Introduction: the theory of popular sovereignty, J.-J. Rousseau was first introduced into political practice during the French Revolution. Rousseau was the ideologue of the revolution, and the principle of popular sovereignty was proclaimed by the French Constitutions. Objective: to identify the transformation of the main provisions of the theory of popular sovereignty J.-J. Rousseau's in political concepts of the French revolutionaries and revolutionary practice. Methods: the methodological framework of this study constitute a set of methods of scientific knowledge, among which the main place is occupied by the methods of historicism, systematic, comparative legal. Results: it was found that the theory of popular sovereignty was significantly altered during the French Revolution. Identified the differences in the understanding in the concept of the people. Characterized the theory of popular representation in terms of its compliance with the idea of direct democracy. Reviewed the development of ideas about the structure of the government. Conclusion: the doctrine of the French Revolution took the theory of popular sovereignty, J.-J. Rousseau with significant limitations significantly transformed the concept of the nation and its general will. In political practice was introduced institute of national representation. The concept of popular sovereignty was supplemented by the principle of the inalienable rights of individuals and ideas about the need to introduce a system of additional mechanisms to protect the sovereignty of the people against the encroachments of power from its actual holders.

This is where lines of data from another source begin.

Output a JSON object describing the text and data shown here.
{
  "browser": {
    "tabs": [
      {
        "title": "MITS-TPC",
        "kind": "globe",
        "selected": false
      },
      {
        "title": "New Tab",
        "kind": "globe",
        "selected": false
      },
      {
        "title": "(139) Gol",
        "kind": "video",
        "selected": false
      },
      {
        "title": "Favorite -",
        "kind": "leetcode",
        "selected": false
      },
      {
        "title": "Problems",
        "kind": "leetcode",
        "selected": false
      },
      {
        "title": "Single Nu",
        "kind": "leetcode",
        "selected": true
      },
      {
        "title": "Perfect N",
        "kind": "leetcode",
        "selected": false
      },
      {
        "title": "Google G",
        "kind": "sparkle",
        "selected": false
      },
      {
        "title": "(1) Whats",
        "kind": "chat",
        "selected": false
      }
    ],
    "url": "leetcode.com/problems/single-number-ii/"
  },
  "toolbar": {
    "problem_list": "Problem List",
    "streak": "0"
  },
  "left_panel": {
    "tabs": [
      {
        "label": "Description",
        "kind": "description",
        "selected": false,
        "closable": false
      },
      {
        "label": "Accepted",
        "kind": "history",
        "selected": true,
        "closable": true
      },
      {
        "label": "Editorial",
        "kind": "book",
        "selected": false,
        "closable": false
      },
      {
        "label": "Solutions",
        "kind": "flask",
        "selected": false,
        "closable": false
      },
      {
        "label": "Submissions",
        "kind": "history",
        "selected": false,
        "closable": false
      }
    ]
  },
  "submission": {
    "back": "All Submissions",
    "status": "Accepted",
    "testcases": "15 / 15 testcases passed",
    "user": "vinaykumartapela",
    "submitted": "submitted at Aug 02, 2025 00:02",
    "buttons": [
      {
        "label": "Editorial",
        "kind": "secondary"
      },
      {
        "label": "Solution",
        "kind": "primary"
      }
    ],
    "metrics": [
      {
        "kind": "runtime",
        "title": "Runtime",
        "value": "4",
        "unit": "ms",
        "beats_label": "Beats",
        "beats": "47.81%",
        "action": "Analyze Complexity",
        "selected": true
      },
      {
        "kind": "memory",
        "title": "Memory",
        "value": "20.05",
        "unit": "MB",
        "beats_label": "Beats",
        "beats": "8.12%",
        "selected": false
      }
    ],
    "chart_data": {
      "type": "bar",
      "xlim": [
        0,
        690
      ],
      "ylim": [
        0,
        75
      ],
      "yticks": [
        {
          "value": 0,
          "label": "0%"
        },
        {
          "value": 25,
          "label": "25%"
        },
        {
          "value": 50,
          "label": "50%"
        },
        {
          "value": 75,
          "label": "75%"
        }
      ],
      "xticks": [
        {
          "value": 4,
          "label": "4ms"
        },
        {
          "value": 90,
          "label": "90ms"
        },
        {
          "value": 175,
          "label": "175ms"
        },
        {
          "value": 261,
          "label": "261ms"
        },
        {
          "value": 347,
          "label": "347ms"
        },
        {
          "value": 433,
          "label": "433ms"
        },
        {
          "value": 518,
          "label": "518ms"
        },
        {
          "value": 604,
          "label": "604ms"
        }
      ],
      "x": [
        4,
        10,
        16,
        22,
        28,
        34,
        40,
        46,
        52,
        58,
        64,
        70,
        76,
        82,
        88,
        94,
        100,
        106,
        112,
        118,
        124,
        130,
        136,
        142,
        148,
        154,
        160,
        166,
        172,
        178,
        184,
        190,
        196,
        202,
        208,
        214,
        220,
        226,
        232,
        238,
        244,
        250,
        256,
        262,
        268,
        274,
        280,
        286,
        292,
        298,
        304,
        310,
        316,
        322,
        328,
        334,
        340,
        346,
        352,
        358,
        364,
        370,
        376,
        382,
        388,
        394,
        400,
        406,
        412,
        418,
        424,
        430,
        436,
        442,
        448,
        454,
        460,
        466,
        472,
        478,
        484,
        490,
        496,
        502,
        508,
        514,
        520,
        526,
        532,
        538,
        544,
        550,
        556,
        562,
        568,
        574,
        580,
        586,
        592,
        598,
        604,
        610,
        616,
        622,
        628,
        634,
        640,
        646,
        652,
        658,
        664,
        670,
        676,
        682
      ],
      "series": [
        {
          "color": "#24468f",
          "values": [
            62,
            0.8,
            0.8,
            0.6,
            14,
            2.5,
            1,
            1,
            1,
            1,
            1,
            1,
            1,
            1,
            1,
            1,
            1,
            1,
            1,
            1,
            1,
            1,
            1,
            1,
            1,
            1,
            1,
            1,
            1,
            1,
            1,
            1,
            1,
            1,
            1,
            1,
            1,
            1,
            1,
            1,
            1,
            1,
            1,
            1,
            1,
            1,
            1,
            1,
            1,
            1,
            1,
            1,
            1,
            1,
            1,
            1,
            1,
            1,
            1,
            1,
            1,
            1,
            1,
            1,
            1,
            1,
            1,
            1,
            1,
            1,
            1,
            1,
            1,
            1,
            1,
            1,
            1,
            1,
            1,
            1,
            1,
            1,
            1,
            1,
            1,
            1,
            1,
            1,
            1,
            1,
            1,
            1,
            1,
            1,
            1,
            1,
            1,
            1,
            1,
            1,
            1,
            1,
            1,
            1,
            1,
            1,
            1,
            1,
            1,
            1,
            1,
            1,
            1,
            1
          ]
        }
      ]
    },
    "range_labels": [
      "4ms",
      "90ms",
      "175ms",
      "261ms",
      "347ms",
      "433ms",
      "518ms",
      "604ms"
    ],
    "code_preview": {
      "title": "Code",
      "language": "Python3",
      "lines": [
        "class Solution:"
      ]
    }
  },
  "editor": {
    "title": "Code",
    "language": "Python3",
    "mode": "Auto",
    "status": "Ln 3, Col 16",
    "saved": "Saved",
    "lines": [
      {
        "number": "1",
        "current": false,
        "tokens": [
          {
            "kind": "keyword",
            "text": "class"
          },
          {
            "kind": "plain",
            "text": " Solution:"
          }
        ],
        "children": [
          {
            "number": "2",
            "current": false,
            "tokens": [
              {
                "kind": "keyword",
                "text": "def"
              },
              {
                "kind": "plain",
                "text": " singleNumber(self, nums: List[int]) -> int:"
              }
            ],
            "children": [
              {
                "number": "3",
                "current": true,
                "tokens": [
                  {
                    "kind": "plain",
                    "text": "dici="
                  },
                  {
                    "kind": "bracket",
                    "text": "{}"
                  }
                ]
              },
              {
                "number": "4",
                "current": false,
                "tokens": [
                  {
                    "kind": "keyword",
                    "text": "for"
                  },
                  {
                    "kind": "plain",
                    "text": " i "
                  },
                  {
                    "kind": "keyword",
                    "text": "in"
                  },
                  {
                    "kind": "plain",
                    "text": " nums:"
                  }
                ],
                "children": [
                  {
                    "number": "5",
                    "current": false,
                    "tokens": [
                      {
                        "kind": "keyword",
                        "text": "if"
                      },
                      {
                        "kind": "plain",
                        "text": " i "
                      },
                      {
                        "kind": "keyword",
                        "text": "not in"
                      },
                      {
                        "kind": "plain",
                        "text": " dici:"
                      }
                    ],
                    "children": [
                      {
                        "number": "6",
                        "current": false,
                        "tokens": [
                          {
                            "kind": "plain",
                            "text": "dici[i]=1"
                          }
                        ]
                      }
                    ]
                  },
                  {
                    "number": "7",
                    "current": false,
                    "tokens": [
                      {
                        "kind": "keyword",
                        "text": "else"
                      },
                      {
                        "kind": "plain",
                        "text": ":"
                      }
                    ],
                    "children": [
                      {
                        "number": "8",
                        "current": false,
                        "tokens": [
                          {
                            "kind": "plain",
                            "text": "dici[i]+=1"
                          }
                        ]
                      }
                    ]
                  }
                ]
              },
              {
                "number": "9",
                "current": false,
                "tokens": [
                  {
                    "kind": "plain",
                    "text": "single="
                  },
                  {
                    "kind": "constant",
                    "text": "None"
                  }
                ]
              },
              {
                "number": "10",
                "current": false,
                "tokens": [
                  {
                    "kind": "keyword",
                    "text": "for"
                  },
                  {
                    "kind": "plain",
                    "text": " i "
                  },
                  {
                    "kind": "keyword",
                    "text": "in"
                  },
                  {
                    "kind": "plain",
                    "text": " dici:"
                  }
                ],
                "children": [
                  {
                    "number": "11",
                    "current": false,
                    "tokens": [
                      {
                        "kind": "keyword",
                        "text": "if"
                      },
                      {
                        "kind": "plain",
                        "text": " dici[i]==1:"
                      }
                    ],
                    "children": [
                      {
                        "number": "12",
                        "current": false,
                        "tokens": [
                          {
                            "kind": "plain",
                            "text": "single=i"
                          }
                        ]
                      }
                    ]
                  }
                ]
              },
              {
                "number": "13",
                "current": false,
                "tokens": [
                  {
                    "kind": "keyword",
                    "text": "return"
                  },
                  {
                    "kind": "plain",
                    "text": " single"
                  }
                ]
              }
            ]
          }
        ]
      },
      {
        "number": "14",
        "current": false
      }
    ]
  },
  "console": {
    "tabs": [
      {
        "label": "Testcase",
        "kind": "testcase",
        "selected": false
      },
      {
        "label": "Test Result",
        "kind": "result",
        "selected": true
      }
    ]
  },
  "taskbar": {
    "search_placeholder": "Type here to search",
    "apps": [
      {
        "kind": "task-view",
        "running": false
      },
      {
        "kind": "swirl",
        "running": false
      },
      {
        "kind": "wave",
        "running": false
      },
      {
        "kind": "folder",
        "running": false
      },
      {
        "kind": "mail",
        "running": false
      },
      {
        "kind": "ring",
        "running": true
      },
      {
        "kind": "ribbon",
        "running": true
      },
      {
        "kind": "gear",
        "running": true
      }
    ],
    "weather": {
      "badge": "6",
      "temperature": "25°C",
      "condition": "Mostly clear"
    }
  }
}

The authors examine political texts of the French theorists of liberalism – JeanJacques Rousseau and Benjamin Constant – in the context of the ratio between individual freedom and interests of the state. In their theoretical constructions, Rousseau and Constant have many similarities, as well as certain differences related to the peculiarities of the political situation at the time of their life and work. Their political concepts could undergo some corrections due to the political conjuncture. The intellectuals had to respond to high rates of political transformations, increasing attention to the individual or, on the contrary, to the public interest. The question of the ratio between individual freedom and state interests is still relevant in all polities claiming adherence to democratic principles. Therefore, the study of the dialogue between the two French liberal thinkers resonates with contemporary political practice.
The articles examines the nationalistic and imperial imagination of three Russian writers (Apollon Maikov, Ivan Goncharov and Alexei Pisemsky), who proposed their own versions of the so-called "Russian Idea" during the Crimean War (1853-56). Exploring the misture of various discourses in their lyrics, journalism and sketches, the article offers the new understanding of the nationalization of patriotism in the literary realm.